Teachers and parents, what strategies will YOU use to make this school year the best one yet? Leave us a comment with your great tips!
It's August, the time of year when everyone's thoughts turn back to school. While we still have a few (hopefully sunny) weeks left of summer, you need to start thinking about how to prepare your kids for a successful academic year.
For some kids, back to school is an exciting time to get some new shoes, shop for colorful supplies, and compare class assignments with friends. For other children, however, this is a time of anxiety and dread.
Will I know anyone in my class?
Will my teacher like me? Will I like her?
Am I going to bomb math again?
I barely survived Spanish last year. I know I'm not ready for Spanish II.
I procrastinated on my summer assignments, and now I don't know if I can finish.
You can address this kind of back-to-school anxiety with some easy steps to ease the transition in the weeks ahead. Here's what we recommend:
1. Keep a positive attitude. Even if you are also dreading school (and the ensuing homework battles), don't model negativity for your child. Be positive and encouraging. Remind your child of the good things, such as seeing friends each day and playing at PE. Tell your child that the year is a new beginning, and you are confident he can succeed.

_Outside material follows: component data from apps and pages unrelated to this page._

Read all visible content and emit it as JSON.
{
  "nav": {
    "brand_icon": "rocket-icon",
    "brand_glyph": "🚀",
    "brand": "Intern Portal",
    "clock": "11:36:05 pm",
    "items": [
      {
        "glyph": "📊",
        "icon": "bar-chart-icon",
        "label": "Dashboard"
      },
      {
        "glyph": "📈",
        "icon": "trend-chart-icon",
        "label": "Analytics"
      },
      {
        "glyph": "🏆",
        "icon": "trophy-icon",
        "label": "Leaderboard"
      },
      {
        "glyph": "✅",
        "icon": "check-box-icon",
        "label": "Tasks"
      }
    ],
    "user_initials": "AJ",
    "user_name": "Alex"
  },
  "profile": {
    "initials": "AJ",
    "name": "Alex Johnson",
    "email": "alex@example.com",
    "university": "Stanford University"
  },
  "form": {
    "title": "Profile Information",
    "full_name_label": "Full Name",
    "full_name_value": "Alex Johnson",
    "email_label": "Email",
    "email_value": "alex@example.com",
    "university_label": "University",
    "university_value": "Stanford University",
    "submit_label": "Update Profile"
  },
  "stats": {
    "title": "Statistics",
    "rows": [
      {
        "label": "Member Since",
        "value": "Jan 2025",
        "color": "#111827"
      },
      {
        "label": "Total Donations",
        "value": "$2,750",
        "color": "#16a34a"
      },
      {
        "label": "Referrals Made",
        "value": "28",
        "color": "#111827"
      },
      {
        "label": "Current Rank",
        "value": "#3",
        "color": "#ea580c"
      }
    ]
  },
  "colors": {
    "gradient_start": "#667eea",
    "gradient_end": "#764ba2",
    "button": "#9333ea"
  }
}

2. Involve your child in the preparation. Let your child open the school mailers, and have her mark the calendar with important dates (such as Open House). Make a shopping list with your child, and when you can, let him pick out the colors of his notebook or the style of his lunchbox. Little things like this give your child a sense of control and excitement about school.
3. Ease back into school routines. If your kids have been staying up late and sleeping in, now is the time to start adjusting the schedule so you don't have to do it all at once on Labor Day weekend. Same thing goes with meal schedules and other household routines. Has your child been reading this summer? Make it a part of her daily routine now. Everyone fares better if the first week of school doesn't come as a mental and physical shock.
4. Consider summer tutoring. If your child's back-to-school stress is related to a history of difficulty in school, do what you can to make sure he starts of strong this year. For many kids, the right thing is a few hours of summer tutoring. This can offset "summer brain drain" and also give your child a jump start to the curriculum for the fall. Nothing eases anxiety like early success and confidence. We have learned that a little summer tutoring -- being proactive -- is more effective, less stressful, and cheaper than playing catch-up in September.
How do you get your children ready to go back to school? Leave us a note in the comments!
We're super excited to introduce a new feature for our Tutor A Team community -- this blog! We have a wonderful group of parents, teachers, tutors, and students who work with Tutor A Team, and in that group, we have a lot of shared experiences and knowledge about what it takes for kids to be successful in school. Our goal with this blog is to bring you the news and information you can use to help your children (or students) achieve to their fullest academic potential. We'll blog about tutoring and school issues, our programs, and success stories from the Tutor A Team community. We'll also offer the best school tips for parents and students from our experienced tutors and teachers.
As we get started, let us know -- what interests you most? What kinds of news and information would you like to see on our blog?
Thanks for being part of our Tutor A Team community! Let's keep in touch!